(Excerpted records begins)
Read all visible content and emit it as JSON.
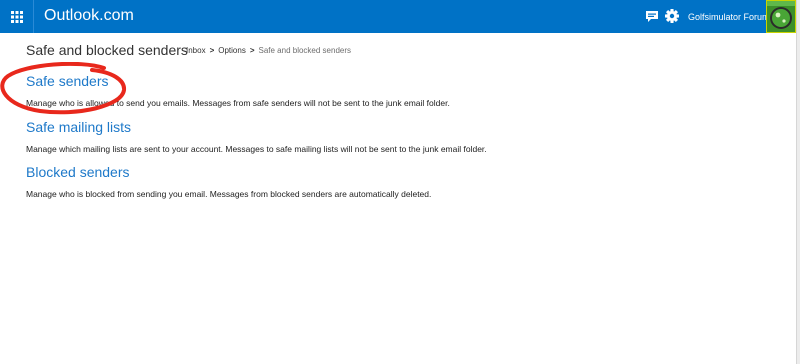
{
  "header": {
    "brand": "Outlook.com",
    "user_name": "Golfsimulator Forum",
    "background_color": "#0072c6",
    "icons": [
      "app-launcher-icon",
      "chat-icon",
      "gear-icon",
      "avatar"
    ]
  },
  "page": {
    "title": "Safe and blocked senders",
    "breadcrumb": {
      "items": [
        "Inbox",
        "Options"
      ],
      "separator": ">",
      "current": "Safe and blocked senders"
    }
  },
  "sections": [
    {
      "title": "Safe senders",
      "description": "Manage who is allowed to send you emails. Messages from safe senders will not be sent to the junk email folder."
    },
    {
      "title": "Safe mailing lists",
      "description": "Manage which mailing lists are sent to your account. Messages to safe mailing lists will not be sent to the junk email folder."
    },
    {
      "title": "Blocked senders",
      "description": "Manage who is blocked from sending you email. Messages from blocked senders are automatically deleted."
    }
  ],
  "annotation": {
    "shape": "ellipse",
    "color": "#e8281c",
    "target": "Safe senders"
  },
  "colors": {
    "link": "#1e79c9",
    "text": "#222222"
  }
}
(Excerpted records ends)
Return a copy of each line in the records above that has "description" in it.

      "description": "Manage who is allowed to send you emails. Messages from safe senders will not be sent to the junk email folder."
      "description": "Manage which mailing lists are sent to your account. Messages to safe mailing lists will not be sent to the junk email folder."
      "description": "Manage who is blocked from sending you email. Messages from blocked senders are automatically deleted."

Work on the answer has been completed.